Yara is a global company converting energy, natural minerals and nitrogen from the air into essential products for the farming community and industrial customers. During 2009, Yara retained its global position as the world’s leading provider of nitrogen-based mineral fertilizers and industrial products, as well as its unrivalled global presence, with operations in more than 50 countries and sales to more than 120.
The company has developed a unique business model with three operating segments: Downstream, Industrial and Upstream – all supported by the global Supply & Trade organization. At year-end, 7,629 people were employed by Yara, worldwide. Yara is headquartered in Oslo, Norway, and has been listed on the Oslo Stock Exchange since 2004.
Yara’s global activities range from phosphate mining and ammonia production, through commodity trade and energy arbitrage, to building local market knowledge and developing customer relationships. The backbone of the company’s operations was large-scale ammonia and fertilizer production in Europe, but in recent years new capacity has been added in regions with low-cost gas supplies: the Middle East and North Africa, Trinidad and Australia, today representing about 35 percent of Yara’s production volumes.
Yara’s fertilizer and industrial products share a common platform. They utilize the company’s knowledge and leadership position in the production and distribution of ammonia, urea and nitrates. They also share a common market approach, in which Yara uses its experience and expertise to provide total solutions that meet the needs of the customers and bring true value to their businesses. Yara offers the industry’s most comprehensive fertilizer product portfolio, supported by large-scale sourcing, production and trade as well as presence in the local marketplace.
The main organizational structure continued in 2009, with minor changes at headquarters: Yara established a compliance unit and created the new position of Chief Technological Officer (CTO).
The President and CEO of Yara International ASA, Jørgen Ole Haslestad, took up his position in October 2008, having previously served on the Board of Directors. During 2009, several changes were made in the Executive Management team. The changes were related to the effort to further improve Yara’s global processes, rather than reflecting any change in strategy.
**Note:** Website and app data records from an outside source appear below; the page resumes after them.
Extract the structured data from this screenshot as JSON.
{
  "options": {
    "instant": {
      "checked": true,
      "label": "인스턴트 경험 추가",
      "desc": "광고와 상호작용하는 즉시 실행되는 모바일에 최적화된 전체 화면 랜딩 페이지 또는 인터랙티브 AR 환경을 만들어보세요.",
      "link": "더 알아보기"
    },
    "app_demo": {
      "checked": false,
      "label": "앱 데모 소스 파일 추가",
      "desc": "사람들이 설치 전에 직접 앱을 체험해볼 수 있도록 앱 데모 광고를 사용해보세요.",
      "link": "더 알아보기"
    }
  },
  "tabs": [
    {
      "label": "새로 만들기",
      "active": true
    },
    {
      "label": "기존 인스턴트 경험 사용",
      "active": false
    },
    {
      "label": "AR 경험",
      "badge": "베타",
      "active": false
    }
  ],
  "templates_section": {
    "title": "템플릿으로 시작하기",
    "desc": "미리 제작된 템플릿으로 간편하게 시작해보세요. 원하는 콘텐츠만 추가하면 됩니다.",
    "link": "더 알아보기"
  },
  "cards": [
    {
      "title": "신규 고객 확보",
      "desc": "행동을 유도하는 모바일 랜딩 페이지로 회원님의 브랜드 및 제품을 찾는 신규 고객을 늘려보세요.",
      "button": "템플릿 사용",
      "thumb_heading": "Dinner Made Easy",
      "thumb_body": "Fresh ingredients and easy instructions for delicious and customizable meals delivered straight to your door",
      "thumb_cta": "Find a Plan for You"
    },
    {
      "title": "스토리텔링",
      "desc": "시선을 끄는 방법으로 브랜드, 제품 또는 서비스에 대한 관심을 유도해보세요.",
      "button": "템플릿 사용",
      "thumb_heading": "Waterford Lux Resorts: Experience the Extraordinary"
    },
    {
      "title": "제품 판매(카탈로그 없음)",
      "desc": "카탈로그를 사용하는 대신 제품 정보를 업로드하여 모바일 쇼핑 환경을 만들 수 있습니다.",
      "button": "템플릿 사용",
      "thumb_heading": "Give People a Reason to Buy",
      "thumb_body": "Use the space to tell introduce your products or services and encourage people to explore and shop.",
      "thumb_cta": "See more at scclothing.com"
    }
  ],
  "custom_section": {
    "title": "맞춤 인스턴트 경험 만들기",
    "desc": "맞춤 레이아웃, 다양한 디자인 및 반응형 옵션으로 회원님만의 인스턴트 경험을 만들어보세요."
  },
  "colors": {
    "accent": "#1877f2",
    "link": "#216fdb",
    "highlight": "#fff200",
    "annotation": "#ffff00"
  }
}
Effective Aug. 1, Hallgeir Storvik became Chief Financial Officer & Head of Strategy, replacing Egil Hogna as CFO. Hogna took over as Head of Downstream, following predecessor Edward Cavazuti’s desire to move back to the USA, heading Yara’s business development in the Americas.
Trond Stangeby took over as acting Head of Industrial after Terje Bakken, who became responsible for Supply & Trade. Håkan Hallén succeeded Anne Grethe Dalane as Chief Human Resource Officer, Dalane taking over as Business Unit Manager Latin America and Country Manager Argentina.
As of Oct. 1, Bente G. H. Slaatten took over as Chief Communication and Branding Officer from Arne Cartridge, who left the company in 2010. Slaatten previously served as VP Communications. In January 2010, Yves Bonte became the new Head of Industrial.
The mineral fertilizer market is composed of the three main crop nutrients nitrogen (N), phosphorus (P) and potassium (K). Nitrogen is the most important and by far the largest, accounting for more than 60 percent of global fertilizer consumption. Whereas phosphorus (phosphate) and potassium fertilizers are primarily applied to improve crop quality, nitrogen must be applied every year to maintain yield and biomass. Consequently, nitrogen consumption is less volatile than that of phosphorus and potassium.
Given the different locations of raw materials and the variety of nutrient requirements, as well as local market demands, the industry has historically been divided into a number of nutrient-specific sub-sectors. A number of companies serve national markets, several serve sub-regional markets; just a few operate on a global scale. As nitrogen is produced on all continents from hydrocarbons, mainly from natural gas, and air, the N fertilizer industry is less consolidated than the P and K industries. Large suppliers of P and K fertilizers are limited in number and concentrated in regions close to natural deposits of phosphate rock and potash ores.
The mineral fertilizer industry has also historically been affected by state involvement and funding to secure national food supplies. However, with declining state involvement and government-owned enterprises becoming more market-oriented, there is a trend toward consolidation and stronger financial discipline across the whole industry. The nitrogen industry has undergone significant restructuring in Europe and North America, a process Yara has been involved in and aims to remain part of.